While it is still not clear how Lydia dies, this scene provides important new information about her death (as well as Nath’s reaction to the loss of his sister). As Nath gazes across the lake and imagines perfect families living on the other side, the lake comes to represent the mysterious force that stops the Lee family being perfect—the force that makes them “misfits” in a town of normal people. Nath’s feeling that Lydia is pulled into the lake highlights a sense of inevitability about her eventual death. It also evokes a connection between the family’s favoritism of Lydia (which Nath describes in physics terms, discussing gravity, imbalance, and orbit) and their inability to function as a harmonious and “normal” unit.

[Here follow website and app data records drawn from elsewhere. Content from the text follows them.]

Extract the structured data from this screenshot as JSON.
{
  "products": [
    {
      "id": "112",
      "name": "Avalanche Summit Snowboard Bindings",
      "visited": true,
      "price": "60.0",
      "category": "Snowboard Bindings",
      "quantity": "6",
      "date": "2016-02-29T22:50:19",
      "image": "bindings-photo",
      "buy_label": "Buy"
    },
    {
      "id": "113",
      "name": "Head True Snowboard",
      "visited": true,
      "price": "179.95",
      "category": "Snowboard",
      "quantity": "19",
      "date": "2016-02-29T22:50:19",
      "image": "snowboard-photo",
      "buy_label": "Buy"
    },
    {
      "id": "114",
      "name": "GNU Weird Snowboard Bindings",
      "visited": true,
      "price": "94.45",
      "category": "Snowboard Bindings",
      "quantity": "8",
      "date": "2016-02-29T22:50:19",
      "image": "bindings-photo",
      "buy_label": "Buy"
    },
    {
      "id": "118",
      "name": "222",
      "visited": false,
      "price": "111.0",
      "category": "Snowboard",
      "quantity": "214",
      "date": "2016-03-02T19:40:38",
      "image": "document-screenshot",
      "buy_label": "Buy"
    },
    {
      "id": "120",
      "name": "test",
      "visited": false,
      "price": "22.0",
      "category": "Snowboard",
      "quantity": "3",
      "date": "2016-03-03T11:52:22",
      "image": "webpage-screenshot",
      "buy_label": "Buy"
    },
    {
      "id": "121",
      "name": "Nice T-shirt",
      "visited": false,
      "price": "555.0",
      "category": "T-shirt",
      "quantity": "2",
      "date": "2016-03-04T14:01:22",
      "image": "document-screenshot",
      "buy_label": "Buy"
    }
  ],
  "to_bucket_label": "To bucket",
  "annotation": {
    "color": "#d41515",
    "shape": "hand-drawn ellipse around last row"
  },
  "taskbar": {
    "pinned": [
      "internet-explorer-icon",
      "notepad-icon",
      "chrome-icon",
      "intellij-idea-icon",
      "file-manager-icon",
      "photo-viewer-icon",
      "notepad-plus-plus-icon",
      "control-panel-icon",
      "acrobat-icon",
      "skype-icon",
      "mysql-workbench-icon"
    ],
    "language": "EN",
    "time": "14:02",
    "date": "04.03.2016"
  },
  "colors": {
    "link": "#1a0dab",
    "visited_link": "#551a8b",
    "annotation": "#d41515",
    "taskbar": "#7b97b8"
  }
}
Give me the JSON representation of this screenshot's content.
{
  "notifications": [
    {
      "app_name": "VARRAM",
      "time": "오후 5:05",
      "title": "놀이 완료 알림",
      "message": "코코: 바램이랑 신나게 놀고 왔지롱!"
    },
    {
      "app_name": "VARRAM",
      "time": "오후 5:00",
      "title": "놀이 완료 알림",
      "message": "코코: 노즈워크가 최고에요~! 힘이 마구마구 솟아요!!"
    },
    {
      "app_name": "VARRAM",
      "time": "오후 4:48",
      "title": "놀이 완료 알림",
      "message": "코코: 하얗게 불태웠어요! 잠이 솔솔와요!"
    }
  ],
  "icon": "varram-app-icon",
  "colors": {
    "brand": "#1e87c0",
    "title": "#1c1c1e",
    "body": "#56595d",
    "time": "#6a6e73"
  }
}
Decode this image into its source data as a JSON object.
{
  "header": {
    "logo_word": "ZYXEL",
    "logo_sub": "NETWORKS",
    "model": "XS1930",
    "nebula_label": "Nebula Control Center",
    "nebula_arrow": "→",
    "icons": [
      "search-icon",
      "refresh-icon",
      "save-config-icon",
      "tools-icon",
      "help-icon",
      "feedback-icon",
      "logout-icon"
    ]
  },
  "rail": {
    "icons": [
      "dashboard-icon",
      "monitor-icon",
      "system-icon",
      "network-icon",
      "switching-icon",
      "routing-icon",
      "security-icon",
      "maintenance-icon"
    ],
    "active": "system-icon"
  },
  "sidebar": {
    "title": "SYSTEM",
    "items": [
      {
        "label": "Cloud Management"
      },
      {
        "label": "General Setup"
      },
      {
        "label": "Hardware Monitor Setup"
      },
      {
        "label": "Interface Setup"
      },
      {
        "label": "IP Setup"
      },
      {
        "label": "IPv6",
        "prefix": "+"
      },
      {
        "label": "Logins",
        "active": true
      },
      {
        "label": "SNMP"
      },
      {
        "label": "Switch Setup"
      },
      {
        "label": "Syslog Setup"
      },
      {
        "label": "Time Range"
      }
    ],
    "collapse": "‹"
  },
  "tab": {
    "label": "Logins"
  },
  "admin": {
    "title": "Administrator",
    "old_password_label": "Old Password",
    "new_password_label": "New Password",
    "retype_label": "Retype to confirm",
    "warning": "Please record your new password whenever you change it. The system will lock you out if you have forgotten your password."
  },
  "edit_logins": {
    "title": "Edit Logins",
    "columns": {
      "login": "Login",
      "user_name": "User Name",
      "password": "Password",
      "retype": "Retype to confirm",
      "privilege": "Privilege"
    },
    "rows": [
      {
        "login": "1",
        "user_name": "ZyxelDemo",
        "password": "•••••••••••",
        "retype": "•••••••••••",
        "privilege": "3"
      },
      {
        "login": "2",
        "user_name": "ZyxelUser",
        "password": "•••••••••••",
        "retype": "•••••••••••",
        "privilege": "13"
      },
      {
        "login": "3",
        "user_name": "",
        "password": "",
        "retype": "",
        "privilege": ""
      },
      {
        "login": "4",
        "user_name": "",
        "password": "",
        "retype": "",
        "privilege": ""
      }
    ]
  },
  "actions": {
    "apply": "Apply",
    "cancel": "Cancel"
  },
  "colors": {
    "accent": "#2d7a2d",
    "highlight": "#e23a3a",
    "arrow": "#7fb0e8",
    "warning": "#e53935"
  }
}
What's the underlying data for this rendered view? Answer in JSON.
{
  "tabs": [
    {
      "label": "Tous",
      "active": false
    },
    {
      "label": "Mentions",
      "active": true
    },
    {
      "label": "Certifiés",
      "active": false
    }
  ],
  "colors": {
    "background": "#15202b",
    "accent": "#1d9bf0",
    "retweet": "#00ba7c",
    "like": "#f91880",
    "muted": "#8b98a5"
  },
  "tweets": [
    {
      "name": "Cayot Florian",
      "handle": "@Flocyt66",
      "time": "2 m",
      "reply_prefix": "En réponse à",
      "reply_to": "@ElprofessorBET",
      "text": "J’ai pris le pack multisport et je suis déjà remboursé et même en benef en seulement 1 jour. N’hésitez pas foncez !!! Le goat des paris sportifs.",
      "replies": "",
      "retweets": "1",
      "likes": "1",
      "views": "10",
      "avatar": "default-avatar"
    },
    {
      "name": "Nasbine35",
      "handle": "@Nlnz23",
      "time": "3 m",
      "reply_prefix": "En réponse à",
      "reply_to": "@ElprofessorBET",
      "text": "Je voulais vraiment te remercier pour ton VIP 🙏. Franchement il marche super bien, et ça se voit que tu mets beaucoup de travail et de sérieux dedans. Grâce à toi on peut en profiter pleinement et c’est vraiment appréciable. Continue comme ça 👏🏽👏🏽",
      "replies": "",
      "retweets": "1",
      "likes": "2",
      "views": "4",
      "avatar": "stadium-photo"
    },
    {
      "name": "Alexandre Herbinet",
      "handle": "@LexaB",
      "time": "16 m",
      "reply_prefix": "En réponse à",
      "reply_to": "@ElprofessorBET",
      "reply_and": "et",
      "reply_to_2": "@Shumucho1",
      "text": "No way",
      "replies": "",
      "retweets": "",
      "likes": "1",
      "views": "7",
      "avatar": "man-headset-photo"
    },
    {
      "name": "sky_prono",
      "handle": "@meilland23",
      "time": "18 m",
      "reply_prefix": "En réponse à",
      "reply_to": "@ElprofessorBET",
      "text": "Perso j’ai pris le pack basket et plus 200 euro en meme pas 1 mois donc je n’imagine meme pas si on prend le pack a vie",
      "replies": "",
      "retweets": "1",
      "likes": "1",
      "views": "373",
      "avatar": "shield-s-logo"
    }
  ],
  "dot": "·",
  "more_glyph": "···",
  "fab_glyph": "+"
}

At Middlewood Elementary’s welcome-back picnic at the beginning of the school year, Nath and James enter the father-son egg race. They are in first place until Nath trips and breaks his egg before the finish line. Nath is relieved when James says it’s ok, but crushed when James then jokes that Nath would have won if only there’d been a reading contest. Nath is increasingly pained by his father’s teasing, and even James realizes that he’s being cruel. James is horrified by the way in which Nath increasingly resembles James as a child, and he cannot stop himself from teasing Nath even though he knows he should. Next, Lydia and Nath enter the three-legged race and they immediately come tumbling down. The handkerchief tying their legs together is too tight, and they cannot match each other’s stride.
The elementary school picnic seems innocent and harmonious, yet sinister and painful realities play out beneath the surface. Nath is not personally particularly invested in winning the father-son race; he simply doesn’t want his father to see him as a disappointment. However, James uses the frivolous occasion of the race to further bully Nath about his social and athletic inadequacy. Meanwhile, the handkerchief tied between Lydia and Nath symbolizes the extent to which the family is “tied” to Lydia, such that when she falls, she brings all the Lees crashing down with her.